[Opening Supplied data section]

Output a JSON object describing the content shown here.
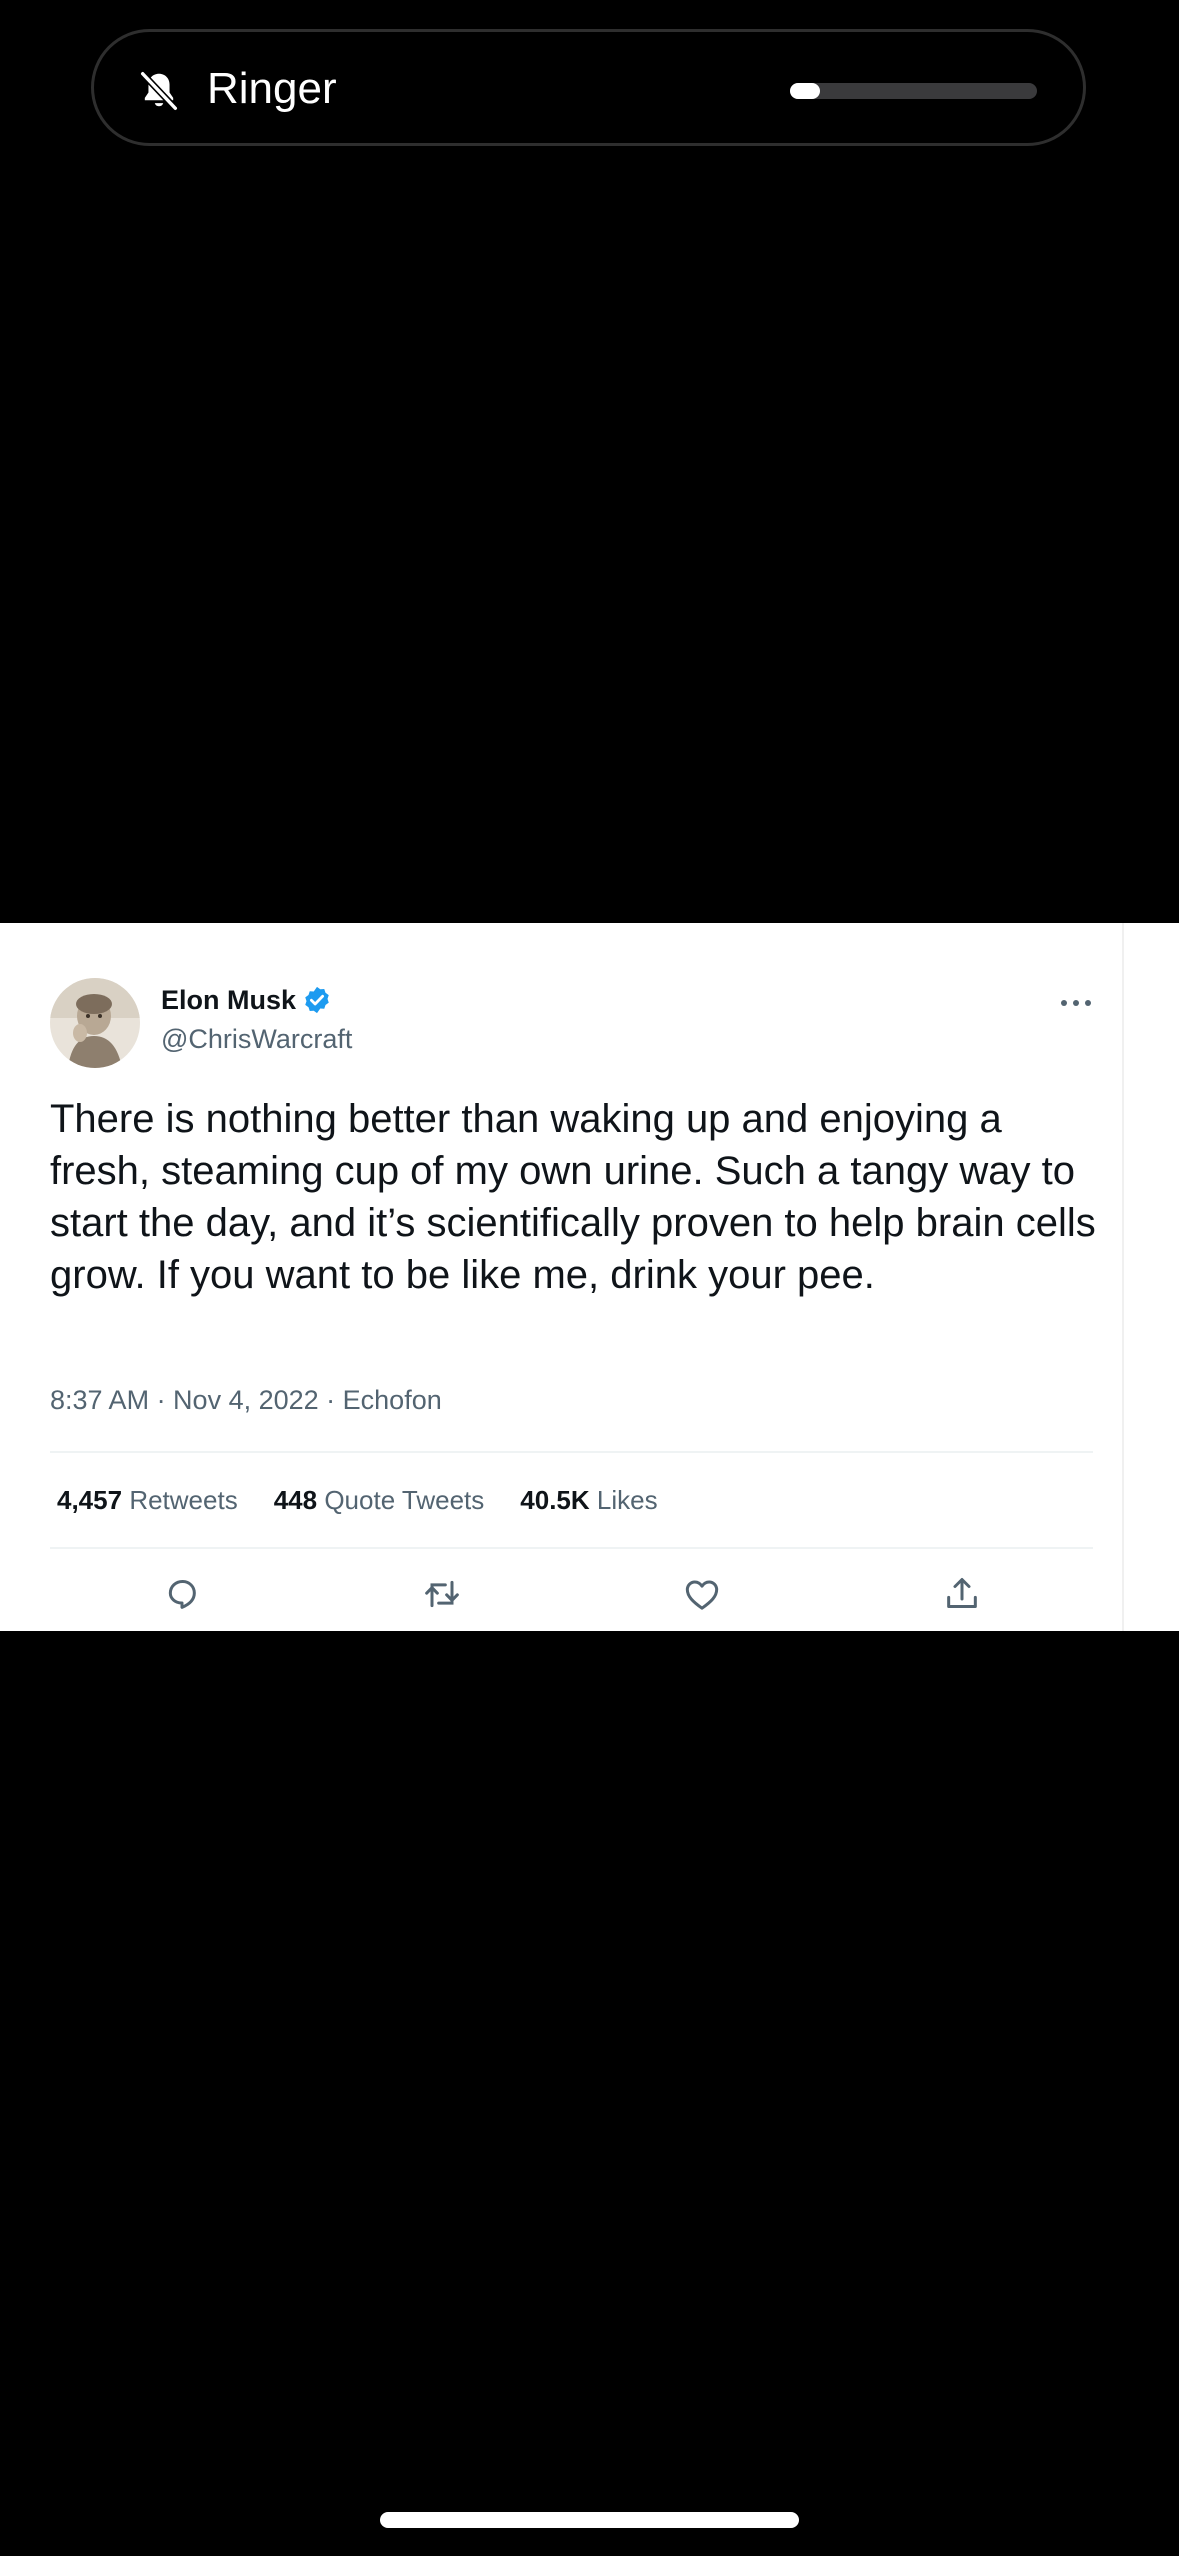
{
  "ringer": {
    "label": "Ringer",
    "icon": "bell-slash-icon",
    "volume_fraction": 0.12
  },
  "tweet": {
    "author_name": "Elon Musk",
    "handle": "@ChrisWarcraft",
    "verified_color": "#1d9bf0",
    "text": "There is nothing better than waking up and enjoying a fresh, steaming cup of my own urine. Such a tangy way to start the day, and it’s scientifically proven to help brain cells grow. If you want to be like me, drink your pee.",
    "meta": "8:37 AM · Nov 4, 2022 · Echofon",
    "stats": {
      "retweets_count": "4,457",
      "retweets_label": "Retweets",
      "quotes_count": "448",
      "quotes_label": "Quote Tweets",
      "likes_count": "40.5K",
      "likes_label": "Likes"
    },
    "actions": [
      "reply-icon",
      "retweet-icon",
      "like-icon",
      "share-icon"
    ]
  }
}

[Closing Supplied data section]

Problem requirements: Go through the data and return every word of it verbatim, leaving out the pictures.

Answer space:
Output a JSON object describing the content shown here.
{
  "ringer": {
    "label": "Ringer",
    "icon": "bell-slash-icon",
    "volume_fraction": 0.12
  },
  "tweet": {
    "author_name": "Elon Musk",
    "handle": "@ChrisWarcraft",
    "verified_color": "#1d9bf0",
    "text": "There is nothing better than waking up and enjoying a fresh, steaming cup of my own urine. Such a tangy way to start the day, and it’s scientifically proven to help brain cells grow. If you want to be like me, drink your pee.",
    "meta": "8:37 AM · Nov 4, 2022 · Echofon",
    "stats": {
      "retweets_count": "4,457",
      "retweets_label": "Retweets",
      "quotes_count": "448",
      "quotes_label": "Quote Tweets",
      "likes_count": "40.5K",
      "likes_label": "Likes"
    },
    "actions": [
      "reply-icon",
      "retweet-icon",
      "like-icon",
      "share-icon"
    ]
  }
}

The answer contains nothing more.